Overall, to me this book is a very good study of Austro-Hungarian tactics, doctrine, equipment, and internal military politics, although civilian politics are neglected—it is incredible that there can be a book about Austria-Hungary and its spending without discussion of the ten-year renegotiation of its economic and monetary clauses! The author's objective is to move past this, but the fact that he doesn't even mention the biggest problem in the Austro-Hungarian political economy is stunning. It doesn't have the same beautiful prose and liberal usage of quotes that Beyond Nationalism utilized, but it is clear and well written. I principally see the book's shortcomings in regards to its spending on the military: while it might be correct in some cases (and in others, such as the example of Austro-Prussian war fortress spending, it doesn't seem to be so), it focuses too heavily on an Austro-Hungarian context instead of on a European one, when these ideas were universal among the continental European powers. It does not provide the tools in which to compare these, and thus leaves us crucially lacking in knowledge of how other European powers responded to these problems. I believe that the author's attempts at counterfactual, that the Austro-Hungarian military would have been dramatically better served if it had spent its fortress and battleship funds on other more pressing areas in the army, to be while possibly true, an unrealistic and a-historical counterfactual proposition in 20th century Europe. Thus although the central thesis is at best greatly flawed. This does not detract, however, from the large amount of research and excellent examination of the functioning of the Hapsburg army, which makes the book a very useful volume for examining the Austro-Hungarian army. It is a well-researched book, and one with many excellent insights, but unfortunately it is one which is let down by the author's thesis being narrow, unrealistic, and often ill-supported, and the occasional crucial exceptions that he leaves out.
© 2018 Ryan Thomas
Jay C OBrien from Houston, TX USA on January 09, 2018:
Herein is the ineptitude of leaders and the reasons an individual with Free Will should not participate in war or battles of any kind. Instead of being drafted into service, Move!

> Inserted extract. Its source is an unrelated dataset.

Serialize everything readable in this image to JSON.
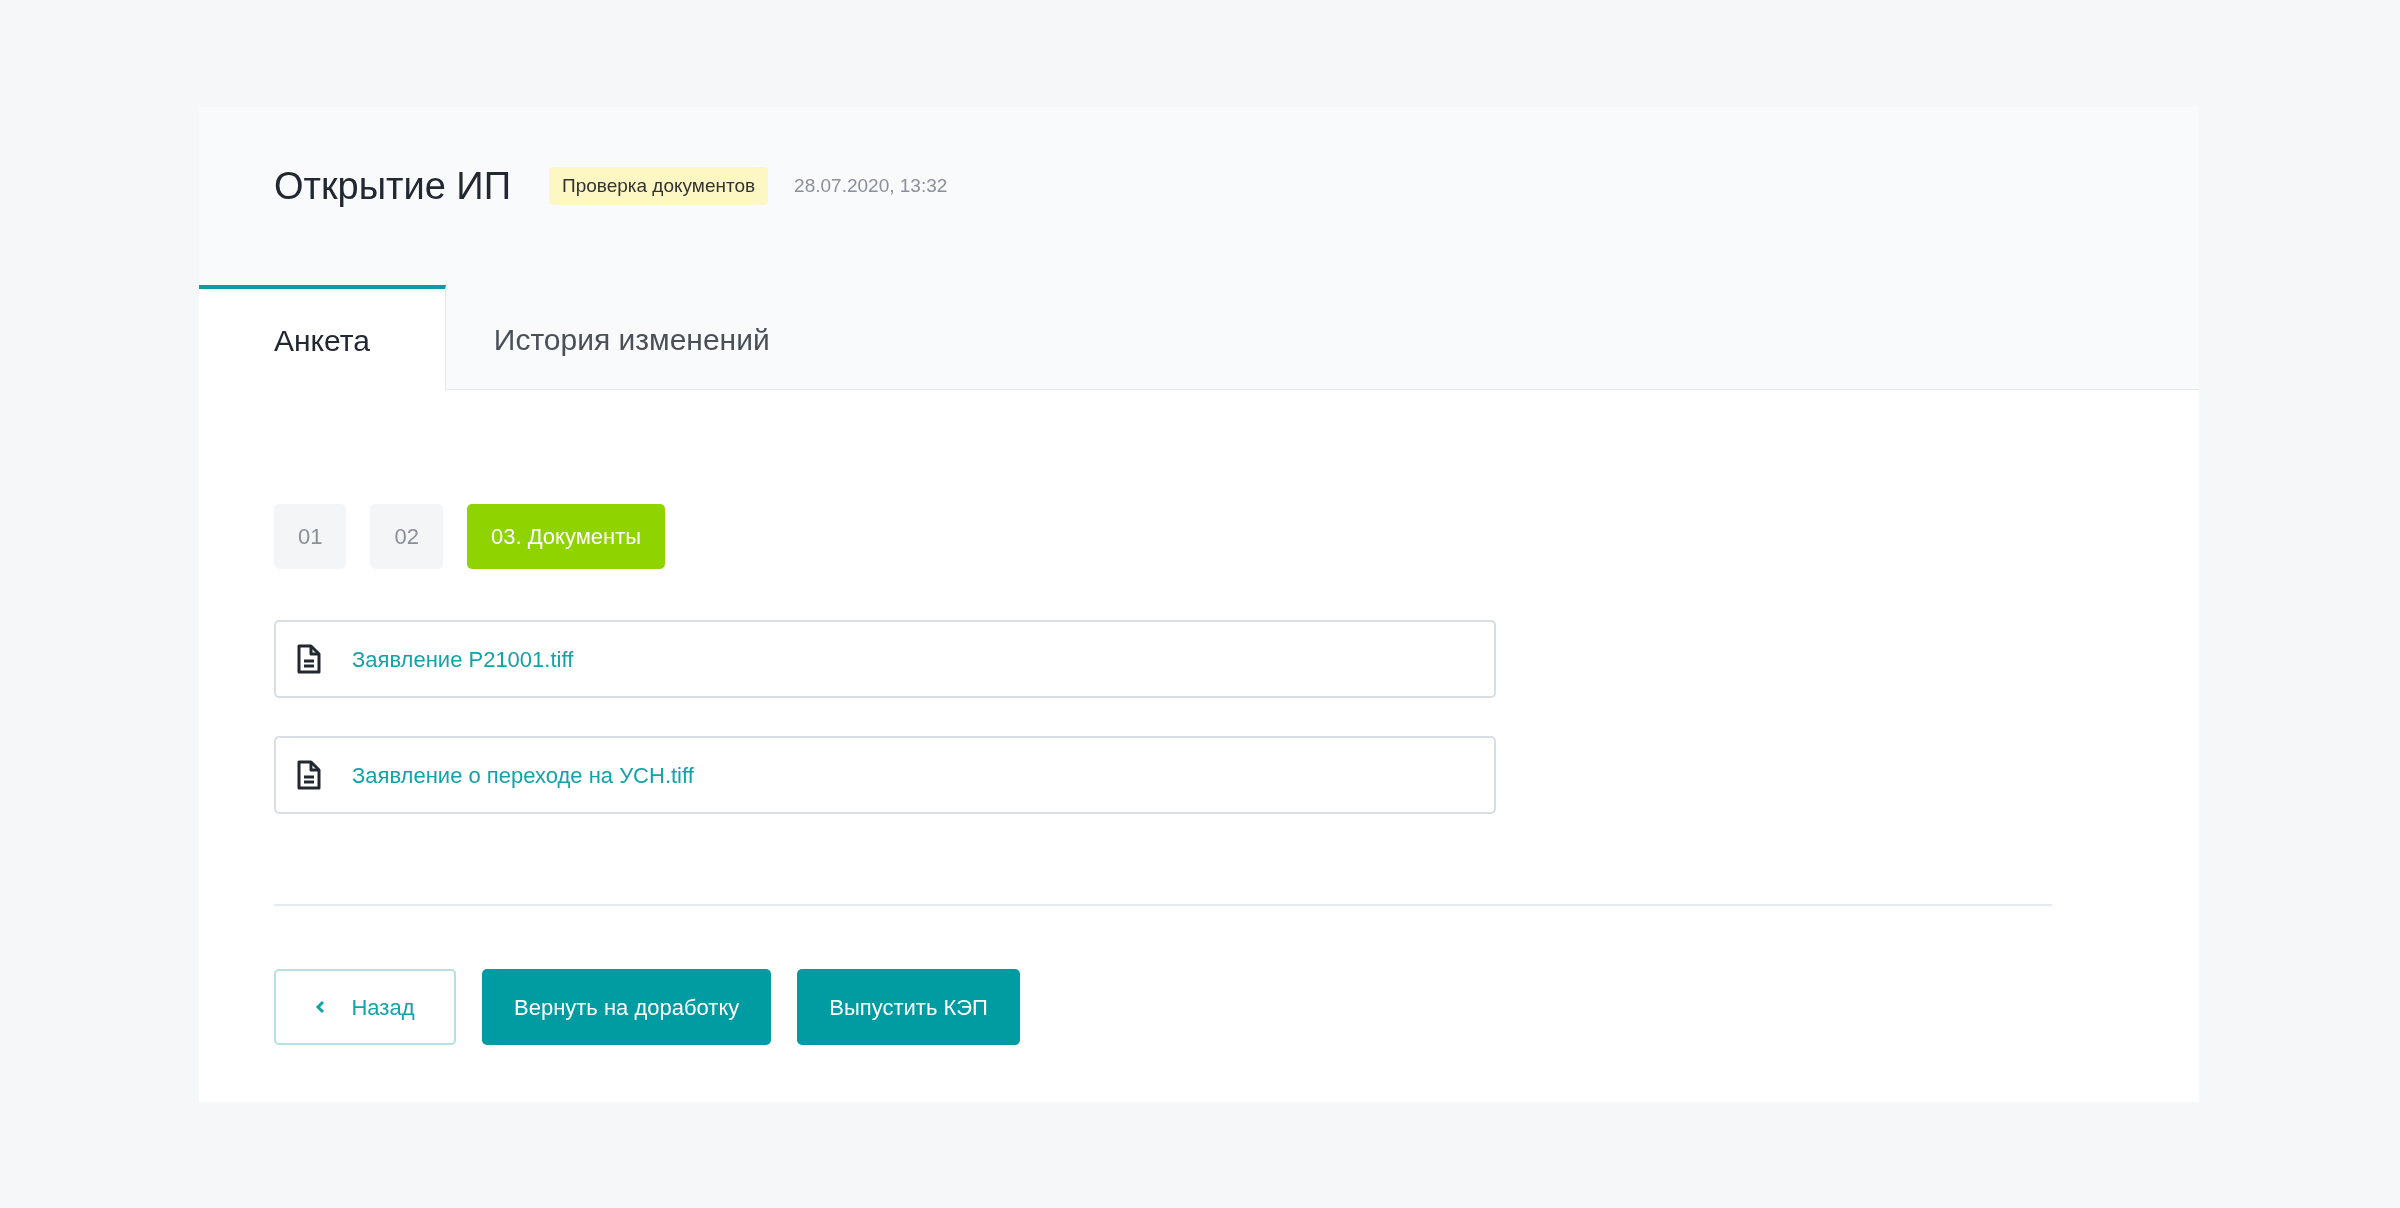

Louise Powles from Norfolk, England on January 09, 2018:
Although not the type of book I would pick up and read, it sounds good for those interested in this.